Every now and then, amidst the endless reissues on the identikit budget labels, a CD lands in your lap which reminds you that there are still truly unfamiliar – and unusual – early recordings out there. Amidst the depressingly repetitive early releases, R. Crumb‘s Heroes of Blues, Jazz and Country (packaged with the book of his 1980s trading cards) offers the sort of hidden gems which get you excited about early americana again. From the off, with the Memphis Jug Band’s version of ‘On The Road Again’, the record provides choice tracks which confound expectations.

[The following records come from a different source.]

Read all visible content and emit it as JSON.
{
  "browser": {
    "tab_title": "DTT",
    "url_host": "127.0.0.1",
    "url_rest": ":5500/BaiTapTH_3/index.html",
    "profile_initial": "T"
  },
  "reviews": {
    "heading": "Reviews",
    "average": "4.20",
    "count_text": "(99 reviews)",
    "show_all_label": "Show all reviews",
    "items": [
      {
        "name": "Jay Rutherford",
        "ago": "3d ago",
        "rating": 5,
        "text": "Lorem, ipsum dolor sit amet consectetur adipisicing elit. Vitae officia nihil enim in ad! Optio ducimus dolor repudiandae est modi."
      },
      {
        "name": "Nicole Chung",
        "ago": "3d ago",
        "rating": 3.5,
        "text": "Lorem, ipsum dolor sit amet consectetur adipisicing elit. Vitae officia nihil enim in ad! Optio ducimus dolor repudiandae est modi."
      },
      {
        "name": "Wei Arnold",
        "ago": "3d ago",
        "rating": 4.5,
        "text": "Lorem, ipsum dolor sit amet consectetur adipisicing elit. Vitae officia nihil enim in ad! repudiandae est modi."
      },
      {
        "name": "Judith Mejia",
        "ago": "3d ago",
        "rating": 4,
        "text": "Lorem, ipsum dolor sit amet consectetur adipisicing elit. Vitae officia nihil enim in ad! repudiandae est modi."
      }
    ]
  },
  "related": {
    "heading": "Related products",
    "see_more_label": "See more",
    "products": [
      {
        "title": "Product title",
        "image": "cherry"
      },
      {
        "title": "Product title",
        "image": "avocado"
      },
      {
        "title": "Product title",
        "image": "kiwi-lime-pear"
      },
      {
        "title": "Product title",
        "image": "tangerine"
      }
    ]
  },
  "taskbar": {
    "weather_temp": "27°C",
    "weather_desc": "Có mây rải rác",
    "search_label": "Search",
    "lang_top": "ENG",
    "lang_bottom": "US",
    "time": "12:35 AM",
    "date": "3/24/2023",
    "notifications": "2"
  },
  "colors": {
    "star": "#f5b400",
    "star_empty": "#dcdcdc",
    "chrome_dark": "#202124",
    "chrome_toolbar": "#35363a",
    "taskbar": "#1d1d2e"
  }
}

Skip James’s ‘Hard Time Killin’ Floor Blues‘ might be the most familiar song here, used as it was almost verbatim on the O Brother Where Art Thou soundtrack; his version, of course, feels – let’s avoid the dread word ‘authentic’ – more lived in, and it is to the credit Crumb’s tracklisting that it is so immediate that the frequent hisses and pops fade into imperceptibility. Dock Bogg’s ‘Sugar Baby‘ (another relatively well known cut) is sunk beneath the crackle of age, and yet his keening vocal and dextrous banjo come through sharply and affectingly.
Many of the songs collected here are folk songs – handed down and passed around, not written by the performer and therefore perhaps already distant from his own experience. They exist even further from our world, of course, and yet the artists interpreting this ancient songs on ancient recordings were doing something different to current revivalists; there is no deliberate archaism here, and that makes the songs, perversely, more exciting, more relevant, than they would be if performed by Norman Blake. Even when the ambient noise essential pulses distractingly in time with the song, such as on the Shelor Family’s glorious ‘Big Bend Gal’, the performance carries the song through to us unsullied.
The disc brings out, too, the cross-fertilisation endemic in early american music: King Oliver, as jazz an artist as you might care to find, sits neatly next to Charlie Patton, in whom it is possible to hear something of Hayes Shepherd (who in turn rubs along well with the East Texas Serenaders). Elsewhere, I’ve pointed out to Martin (who does not share my definition) that when I say ‘americana’ I don’t just mean country. A record like this shows why: there are many different styles here, but much of what is played feels as if it belongs together – and feel is undoubtedly what this music is about. One of the best listens I’ve had all year, and the newest song on it was recorded in 1931.